The safe harbor bars (1) with respect to state law fraudulent conveyance claims, both actual intent and constructive intent cases, and (2) with respect to federal law fraudulent conveyance claims, constructive intent cases but not actual intent cases.
Although the plaintiffs asserted an actual intent fraudulent conveyance case they are precluded from prosecuting it because the safe harbor blocks their state law case and the federal law case is time barred, because the reach-back period for federal fraudulent conveyance actions is two years before the petition date and the Chapter 11 petition was filed approximately four years after the LBO.
Nine West continues the winning streak for shareholder defendants facing clawback actions in the aftermath of failed LBOs. The courts have generally been giving a narrow interpretation to the U.S. Supreme Court's 2018 decision in Merit Management Group LP v. FTI Consulting Inc., rebuffing the plaintiffs' efforts to spin Merit Management as a signal to the lower courts to rein in the safe harbor defenses. Indeed, the sole citation to Merit Management in the Nine West decision was in support of the defendants' argument for a broader construction of the definition of "financial institution."
The plaintiffs' efforts to obtain a venue outside of the Second Circuit were stymied largely by Nine West's location in New York. It is likely that eventually a case will be brought in another circuit, in which case Tribune will not be binding precedent.
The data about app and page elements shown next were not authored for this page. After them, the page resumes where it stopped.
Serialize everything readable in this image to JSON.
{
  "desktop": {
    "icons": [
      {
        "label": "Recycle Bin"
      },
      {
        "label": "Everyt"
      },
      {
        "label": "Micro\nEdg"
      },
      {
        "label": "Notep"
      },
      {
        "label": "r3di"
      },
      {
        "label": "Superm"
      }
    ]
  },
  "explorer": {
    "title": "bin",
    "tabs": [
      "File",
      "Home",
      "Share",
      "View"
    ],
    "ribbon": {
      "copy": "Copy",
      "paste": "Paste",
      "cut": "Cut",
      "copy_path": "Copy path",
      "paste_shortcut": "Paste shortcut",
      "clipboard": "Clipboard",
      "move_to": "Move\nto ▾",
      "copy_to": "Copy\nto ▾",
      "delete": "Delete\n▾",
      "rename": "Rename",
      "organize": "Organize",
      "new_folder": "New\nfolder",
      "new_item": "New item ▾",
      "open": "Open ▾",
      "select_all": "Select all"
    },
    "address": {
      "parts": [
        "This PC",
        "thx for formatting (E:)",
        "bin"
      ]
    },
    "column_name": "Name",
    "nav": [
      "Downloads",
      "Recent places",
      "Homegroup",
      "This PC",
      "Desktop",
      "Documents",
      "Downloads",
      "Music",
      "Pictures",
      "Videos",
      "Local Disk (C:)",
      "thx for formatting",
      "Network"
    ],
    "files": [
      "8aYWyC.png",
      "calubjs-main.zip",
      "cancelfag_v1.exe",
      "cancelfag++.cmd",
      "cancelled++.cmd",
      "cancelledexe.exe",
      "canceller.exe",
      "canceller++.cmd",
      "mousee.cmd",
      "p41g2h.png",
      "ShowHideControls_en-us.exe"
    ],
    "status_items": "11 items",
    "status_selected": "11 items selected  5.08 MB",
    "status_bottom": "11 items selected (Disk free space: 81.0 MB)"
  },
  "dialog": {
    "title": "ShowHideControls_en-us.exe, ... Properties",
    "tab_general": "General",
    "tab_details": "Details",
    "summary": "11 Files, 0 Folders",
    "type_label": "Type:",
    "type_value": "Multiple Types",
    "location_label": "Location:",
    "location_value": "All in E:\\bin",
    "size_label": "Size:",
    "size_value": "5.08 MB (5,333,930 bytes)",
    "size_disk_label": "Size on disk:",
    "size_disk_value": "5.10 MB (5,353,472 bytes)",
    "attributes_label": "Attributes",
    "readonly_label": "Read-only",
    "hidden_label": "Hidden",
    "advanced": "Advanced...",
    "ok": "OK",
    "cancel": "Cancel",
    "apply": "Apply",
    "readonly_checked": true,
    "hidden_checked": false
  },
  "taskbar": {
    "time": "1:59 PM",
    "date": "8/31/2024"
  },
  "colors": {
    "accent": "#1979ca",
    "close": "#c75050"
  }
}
For purposes of leverage and settlement, it is of critical importance that the defendants were able to prevail on a motion to dismiss. For this to happen, the defendants had to successfully bring before the court the paying agent agreement, which explains why the plaintiffs made such efforts to excise the paying agent agreement from their description of the transaction in their complaints. How this type of issue will be resolved in future cases may depend upon how the LBOs are structured.